Your answer should be the complete data, copied exactly.

Web page and app entries
>>>

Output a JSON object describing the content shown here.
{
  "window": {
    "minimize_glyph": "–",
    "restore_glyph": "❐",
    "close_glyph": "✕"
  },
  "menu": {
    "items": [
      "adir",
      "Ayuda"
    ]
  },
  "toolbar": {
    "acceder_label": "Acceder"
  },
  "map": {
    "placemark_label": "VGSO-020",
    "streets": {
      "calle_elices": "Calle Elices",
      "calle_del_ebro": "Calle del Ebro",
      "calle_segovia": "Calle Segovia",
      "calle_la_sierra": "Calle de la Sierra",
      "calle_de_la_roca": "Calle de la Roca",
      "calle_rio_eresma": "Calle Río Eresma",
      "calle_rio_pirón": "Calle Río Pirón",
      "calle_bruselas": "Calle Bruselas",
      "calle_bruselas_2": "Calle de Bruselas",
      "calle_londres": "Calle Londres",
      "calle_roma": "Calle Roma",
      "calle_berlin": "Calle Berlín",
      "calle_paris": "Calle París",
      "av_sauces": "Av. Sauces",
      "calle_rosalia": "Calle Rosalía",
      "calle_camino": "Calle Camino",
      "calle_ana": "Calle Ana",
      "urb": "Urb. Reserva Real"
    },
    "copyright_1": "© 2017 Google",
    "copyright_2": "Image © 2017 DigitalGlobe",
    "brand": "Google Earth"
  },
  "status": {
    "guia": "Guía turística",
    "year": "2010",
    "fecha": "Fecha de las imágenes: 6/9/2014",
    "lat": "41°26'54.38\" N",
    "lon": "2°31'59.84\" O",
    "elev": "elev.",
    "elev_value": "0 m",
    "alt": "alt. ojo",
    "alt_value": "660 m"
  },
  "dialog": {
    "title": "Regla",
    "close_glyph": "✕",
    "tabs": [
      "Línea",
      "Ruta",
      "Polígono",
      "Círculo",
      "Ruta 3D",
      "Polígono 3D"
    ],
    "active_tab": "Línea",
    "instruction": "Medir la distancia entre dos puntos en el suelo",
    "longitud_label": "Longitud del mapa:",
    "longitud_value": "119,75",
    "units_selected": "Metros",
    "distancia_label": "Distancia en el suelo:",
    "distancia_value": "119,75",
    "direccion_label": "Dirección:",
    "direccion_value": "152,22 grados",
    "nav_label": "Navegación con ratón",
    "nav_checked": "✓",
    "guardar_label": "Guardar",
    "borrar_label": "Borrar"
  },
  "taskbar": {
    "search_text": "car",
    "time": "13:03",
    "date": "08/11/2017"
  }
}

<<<

_Solved exercise_.
Output a JSON object describing the content shown here.
{
  "window": {
    "minimize_glyph": "–",
    "restore_glyph": "❐",
    "close_glyph": "✕"
  },
  "menu": {
    "items": [
      "adir",
      "Ayuda"
    ]
  },
  "toolbar": {
    "acceder_label": "Acceder"
  },
  "map": {
    "placemark_label": "VGSO-020",
    "streets": {
      "calle_elices": "Calle Elices",
      "calle_del_ebro": "Calle del Ebro",
      "calle_segovia": "Calle Segovia",
      "calle_la_sierra": "Calle de la Sierra",
      "calle_de_la_roca": "Calle de la Roca",
      "calle_rio_eresma": "Calle Río Eresma",
      "calle_rio_pirón": "Calle Río Pirón",
      "calle_bruselas": "Calle Bruselas",
      "calle_bruselas_2": "Calle de Bruselas",
      "calle_londres": "Calle Londres",
      "calle_roma": "Calle Roma",
      "calle_berlin": "Calle Berlín",
      "calle_paris": "Calle París",
      "av_sauces": "Av. Sauces",
      "calle_rosalia": "Calle Rosalía",
      "calle_camino": "Calle Camino",
      "calle_ana": "Calle Ana",
      "urb": "Urb. Reserva Real"
    },
    "copyright_1": "© 2017 Google",
    "copyright_2": "Image © 2017 DigitalGlobe",
    "brand": "Google Earth"
  },
  "status": {
    "guia": "Guía turística",
    "year": "2010",
    "fecha": "Fecha de las imágenes: 6/9/2014",
    "lat": "41°26'54.38\" N",
    "lon": "2°31'59.84\" O",
    "elev": "elev.",
    "elev_value": "0 m",
    "alt": "alt. ojo",
    "alt_value": "660 m"
  },
  "dialog": {
    "title": "Regla",
    "close_glyph": "✕",
    "tabs": [
      "Línea",
      "Ruta",
      "Polígono",
      "Círculo",
      "Ruta 3D",
      "Polígono 3D"
    ],
    "active_tab": "Línea",
    "instruction": "Medir la distancia entre dos puntos en el suelo",
    "longitud_label": "Longitud del mapa:",
    "longitud_value": "119,75",
    "units_selected": "Metros",
    "distancia_label": "Distancia en el suelo:",
    "distancia_value": "119,75",
    "direccion_label": "Dirección:",
    "direccion_value": "152,22 grados",
    "nav_label": "Navegación con ratón",
    "nav_checked": "✓",
    "guardar_label": "Guardar",
    "borrar_label": "Borrar"
  },
  "taskbar": {
    "search_text": "car",
    "time": "13:03",
    "date": "08/11/2017"
  }
}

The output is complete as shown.